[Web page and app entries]
■ ■ ■ ■ ■

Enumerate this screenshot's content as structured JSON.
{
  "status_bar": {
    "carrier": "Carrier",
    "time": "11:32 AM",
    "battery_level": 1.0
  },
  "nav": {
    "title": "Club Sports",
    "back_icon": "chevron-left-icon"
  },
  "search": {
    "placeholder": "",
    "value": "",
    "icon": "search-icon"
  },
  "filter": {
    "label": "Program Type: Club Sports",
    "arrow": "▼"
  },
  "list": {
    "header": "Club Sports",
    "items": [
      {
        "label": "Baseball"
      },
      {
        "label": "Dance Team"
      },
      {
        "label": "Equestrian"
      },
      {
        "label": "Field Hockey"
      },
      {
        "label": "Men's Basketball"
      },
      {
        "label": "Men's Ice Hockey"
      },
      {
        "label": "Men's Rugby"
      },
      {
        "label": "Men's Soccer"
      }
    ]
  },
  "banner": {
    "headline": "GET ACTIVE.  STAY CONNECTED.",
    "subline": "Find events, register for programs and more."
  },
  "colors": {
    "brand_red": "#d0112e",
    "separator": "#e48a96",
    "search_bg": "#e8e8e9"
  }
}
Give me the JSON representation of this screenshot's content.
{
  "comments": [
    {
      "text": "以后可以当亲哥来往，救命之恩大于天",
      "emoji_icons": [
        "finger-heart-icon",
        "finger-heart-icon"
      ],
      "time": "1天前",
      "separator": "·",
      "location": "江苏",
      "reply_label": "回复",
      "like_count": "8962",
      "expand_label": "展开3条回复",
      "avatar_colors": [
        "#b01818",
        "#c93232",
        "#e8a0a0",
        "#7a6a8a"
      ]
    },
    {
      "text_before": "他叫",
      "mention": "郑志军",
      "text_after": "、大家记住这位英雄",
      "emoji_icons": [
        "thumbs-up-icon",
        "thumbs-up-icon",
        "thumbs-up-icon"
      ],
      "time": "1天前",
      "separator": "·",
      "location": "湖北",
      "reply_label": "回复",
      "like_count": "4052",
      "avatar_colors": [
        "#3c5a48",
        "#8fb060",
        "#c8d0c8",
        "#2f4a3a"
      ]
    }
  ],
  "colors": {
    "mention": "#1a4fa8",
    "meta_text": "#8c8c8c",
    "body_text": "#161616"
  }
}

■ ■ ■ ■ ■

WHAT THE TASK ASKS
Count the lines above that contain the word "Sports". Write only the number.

WORKED SOLUTION
3